Due to its primary NMDA-antagonist effect, sudden withdrawal in severely addicted users will result in overexcitability, manifesting as increased sensitivity to stress, anxiety and pain. There are speculations about possible excitotoxicity resulting from the rebound surge in glutamate, but this has not yet been proven or disproven in humans and it doesn’t seem to be a huge concern in healthy adults. Unlike GABAergic sedatives however, overexcitation secondary to ketamine withdrawal is not life-threatening as long as no underlying seizure disorders are present and even very tolerant users will likely suffer, at worst, only minor neurological sequela following the abrupt discontinuation of the drug.
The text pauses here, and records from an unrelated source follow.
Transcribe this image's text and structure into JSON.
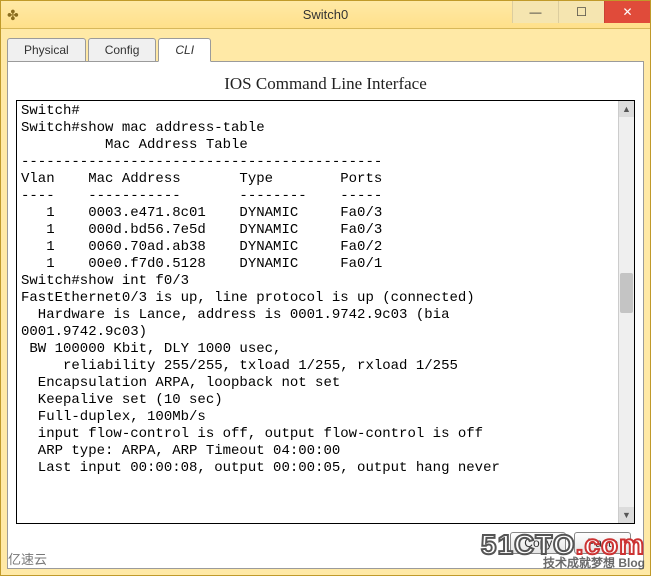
{
  "window": {
    "title": "Switch0",
    "buttons": {
      "min": "—",
      "max": "☐",
      "close": "✕"
    }
  },
  "tabs": [
    {
      "label": "Physical",
      "active": false
    },
    {
      "label": "Config",
      "active": false
    },
    {
      "label": "CLI",
      "active": true
    }
  ],
  "page_title": "IOS Command Line Interface",
  "terminal_lines": [
    "Switch#",
    "Switch#show mac address-table",
    "          Mac Address Table",
    "-------------------------------------------",
    "",
    "Vlan    Mac Address       Type        Ports",
    "----    -----------       --------    -----",
    "",
    "   1    0003.e471.8c01    DYNAMIC     Fa0/3",
    "   1    000d.bd56.7e5d    DYNAMIC     Fa0/3",
    "   1    0060.70ad.ab38    DYNAMIC     Fa0/2",
    "   1    00e0.f7d0.5128    DYNAMIC     Fa0/1",
    "Switch#show int f0/3",
    "FastEthernet0/3 is up, line protocol is up (connected)",
    "  Hardware is Lance, address is 0001.9742.9c03 (bia",
    "0001.9742.9c03)",
    " BW 100000 Kbit, DLY 1000 usec,",
    "     reliability 255/255, txload 1/255, rxload 1/255",
    "  Encapsulation ARPA, loopback not set",
    "  Keepalive set (10 sec)",
    "  Full-duplex, 100Mb/s",
    "  input flow-control is off, output flow-control is off",
    "  ARP type: ARPA, ARP Timeout 04:00:00",
    "  Last input 00:00:08, output 00:00:05, output hang never"
  ],
  "buttons": {
    "copy": "Copy",
    "paste": "Paste"
  },
  "watermark": {
    "main_a": "51CTO",
    "main_b": ".com",
    "sub": "技术成就梦想   Blog"
  },
  "corner": "亿速云"
}
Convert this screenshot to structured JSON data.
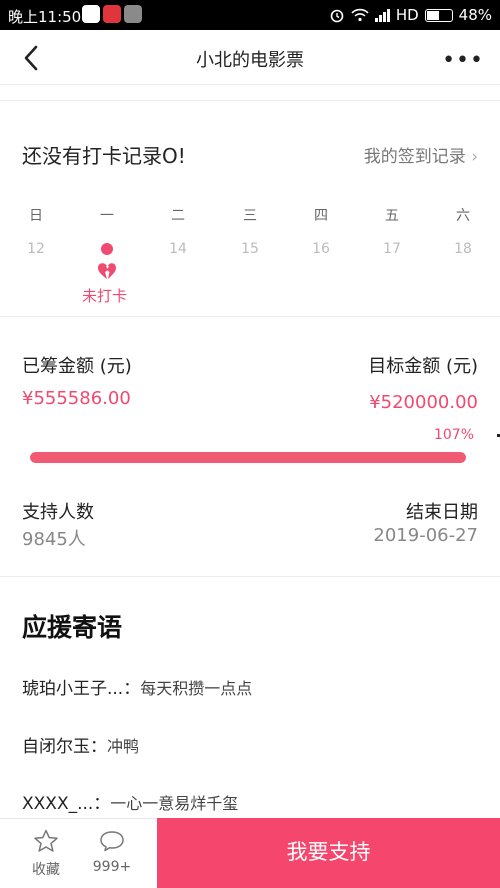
{
  "status_bar": {
    "time": "晚上11:50",
    "network": "HD",
    "battery": "48%",
    "icons": [
      "qq-icon",
      "notification-icon",
      "message-icon",
      "alarm-icon",
      "wifi-icon",
      "signal-icon",
      "battery-icon"
    ]
  },
  "header": {
    "title": "小北的电影票",
    "more": "•••"
  },
  "checkin": {
    "title": "还没有打卡记录O!",
    "record_link": "我的签到记录",
    "weekdays": [
      "日",
      "一",
      "二",
      "三",
      "四",
      "五",
      "六"
    ],
    "dates": [
      "12",
      "",
      "14",
      "15",
      "16",
      "17",
      "18"
    ],
    "missed_label": "未打卡"
  },
  "funding": {
    "raised_label": "已筹金额 (元)",
    "raised_value": "¥555586.00",
    "target_label": "目标金额 (元)",
    "target_value": "¥520000.00",
    "percent_label": "107%",
    "progress_fraction": 1.0,
    "backers_label": "支持人数",
    "backers_value": "9845人",
    "end_label": "结束日期",
    "end_value": "2019-06-27"
  },
  "messages": {
    "title": "应援寄语",
    "items": [
      {
        "user": "琥珀小王子...：",
        "text": "每天积攒一点点"
      },
      {
        "user": "自闭尔玉：",
        "text": "冲鸭"
      },
      {
        "user": "XXXX_...：",
        "text": "一心一意易烊千玺"
      }
    ]
  },
  "bottom_bar": {
    "favorite_label": "收藏",
    "comments_label": "999+",
    "support_label": "我要支持"
  },
  "colors": {
    "accent": "#f5476d",
    "progress": "#f05a73"
  }
}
Some titration or the administration of anti-excitatory agents like memantine could be of benefit.

Ketamine can cause a variety of urinary tract problems that are more likely to occur with heavier and/or higher dosed use, especially in those not watching for a healthy lifestyle, according to a UK study.

See also: K-Hole (“K-hole” is a slang term for the subjective state of dissociation from the body commonly experienced after sufficiently high doses of the dissociative anesthetic ketamine. This state may mimic the experiences such as catatonic schizophrenia, out-of-body experiences (OBEs) or near-death experiences (NDEs), and is often accompanied by feelings of extreme derealization, depersonalization and disorientation, as well as temporary memory loss and vivid hallucinations.)
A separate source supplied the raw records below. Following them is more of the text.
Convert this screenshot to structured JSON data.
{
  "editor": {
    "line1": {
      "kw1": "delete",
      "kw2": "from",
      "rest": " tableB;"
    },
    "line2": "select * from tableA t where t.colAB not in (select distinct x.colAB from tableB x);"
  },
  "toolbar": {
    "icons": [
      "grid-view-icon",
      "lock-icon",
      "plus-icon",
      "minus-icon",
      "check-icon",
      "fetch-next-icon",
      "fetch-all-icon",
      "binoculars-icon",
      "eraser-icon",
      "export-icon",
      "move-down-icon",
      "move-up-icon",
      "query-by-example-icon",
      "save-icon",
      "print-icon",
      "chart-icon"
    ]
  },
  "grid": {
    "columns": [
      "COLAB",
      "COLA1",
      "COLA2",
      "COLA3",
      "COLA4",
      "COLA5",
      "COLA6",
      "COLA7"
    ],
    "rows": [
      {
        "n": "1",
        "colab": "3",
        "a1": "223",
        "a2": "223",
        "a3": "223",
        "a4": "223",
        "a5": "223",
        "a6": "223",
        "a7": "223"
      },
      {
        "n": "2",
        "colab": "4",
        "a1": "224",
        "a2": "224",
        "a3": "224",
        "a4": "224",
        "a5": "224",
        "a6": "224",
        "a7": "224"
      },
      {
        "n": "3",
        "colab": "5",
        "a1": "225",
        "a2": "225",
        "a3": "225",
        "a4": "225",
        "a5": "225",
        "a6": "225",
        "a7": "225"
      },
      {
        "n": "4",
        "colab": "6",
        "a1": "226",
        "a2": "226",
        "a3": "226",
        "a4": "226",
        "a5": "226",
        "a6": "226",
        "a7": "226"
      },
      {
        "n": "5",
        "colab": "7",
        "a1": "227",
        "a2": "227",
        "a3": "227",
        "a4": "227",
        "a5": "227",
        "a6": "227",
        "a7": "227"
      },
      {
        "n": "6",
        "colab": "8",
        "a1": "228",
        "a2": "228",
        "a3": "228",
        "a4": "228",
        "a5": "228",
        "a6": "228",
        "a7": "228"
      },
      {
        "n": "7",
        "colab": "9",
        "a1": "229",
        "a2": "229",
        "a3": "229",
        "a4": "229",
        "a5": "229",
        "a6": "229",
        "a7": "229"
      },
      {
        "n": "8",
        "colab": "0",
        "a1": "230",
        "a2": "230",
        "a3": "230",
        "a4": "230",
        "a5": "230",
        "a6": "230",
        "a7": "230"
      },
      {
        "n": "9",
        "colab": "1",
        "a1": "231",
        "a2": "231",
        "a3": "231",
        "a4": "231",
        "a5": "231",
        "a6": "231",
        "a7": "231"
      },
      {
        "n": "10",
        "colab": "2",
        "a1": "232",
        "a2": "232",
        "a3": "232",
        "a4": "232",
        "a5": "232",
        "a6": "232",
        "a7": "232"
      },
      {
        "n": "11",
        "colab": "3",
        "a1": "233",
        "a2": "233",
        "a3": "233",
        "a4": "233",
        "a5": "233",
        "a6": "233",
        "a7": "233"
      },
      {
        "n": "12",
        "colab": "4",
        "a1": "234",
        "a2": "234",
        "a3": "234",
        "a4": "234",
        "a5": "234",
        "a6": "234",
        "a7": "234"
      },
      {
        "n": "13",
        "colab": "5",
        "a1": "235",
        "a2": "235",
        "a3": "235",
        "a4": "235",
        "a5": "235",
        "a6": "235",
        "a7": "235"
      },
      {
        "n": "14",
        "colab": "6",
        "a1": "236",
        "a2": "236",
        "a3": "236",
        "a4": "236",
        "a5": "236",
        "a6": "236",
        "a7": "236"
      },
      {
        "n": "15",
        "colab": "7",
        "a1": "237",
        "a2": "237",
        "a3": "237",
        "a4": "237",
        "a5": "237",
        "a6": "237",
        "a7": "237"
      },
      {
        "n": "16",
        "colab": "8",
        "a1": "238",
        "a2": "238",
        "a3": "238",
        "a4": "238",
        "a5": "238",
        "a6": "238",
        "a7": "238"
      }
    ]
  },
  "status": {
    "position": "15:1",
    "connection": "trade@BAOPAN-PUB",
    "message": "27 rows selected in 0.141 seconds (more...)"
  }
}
https://en.wikipedia.org/wiki/Recreational_use_of_ketamine

https://en.wikipedia.org/wiki/Ketamine

Benzo Buddies addict goes from binging on pills to binging on donuts

You mean chocolate donuts are not good for you?
« on: November 13, 2016, 02:11:42 am »

[Buddie]

I’m writing as kind of a confessional and I wasn’t sure where to even post this. Maybe a blog is in order but I am not good at tending to a blog, I think. And I don’t have a therapist at the moment. There is someone I spoke with on the phone but I owe her money and, well, I think I have to use BB forum as my therapist. It sure has been more helpful than anything or anyone else. Except for chocolate donuts.

So less than 2 months off, I’m beginning to see where my habits as a person are now not serving the person that needs help. I won’t get too into this too much – but I come from a family that left me emotionally scarred and very insecure. I have run the gamut of ADs and Ativan. Lunesta was the last. So now, as a woman in her 50s in the midst of w/d, I have to take care of myself.

I was rather undisciplined before all this with a lot of self-doubt and self-sabotage. I practice alot of fear-based emotional responses to the brain fogged/sleep deprived state that I know I must survive in spite of the fear I have that it may never end. I know I am not alone in this.

Of course I am depressed and tired. “Of course you deserve 6 of these chocolate donuts” I think. You can’t drink, smoke, drug. You feel like s**t. More donuts. I write because I want to begin taking care of myself. I mean really want to. I want to do my little p.t. excercises tired without complaint and quit chasing my beautiful organic veggies with sabotaging chocolate donuts (or other). They are a kind of metaphor. I practice self care and dash it with something or some behavior not good for me. I rebel at self-discipline. Why must I hate myself? It’s time. Thanks WBB
« Last Edit: November 14, 2016, 03:15:06 am by [Buddie] »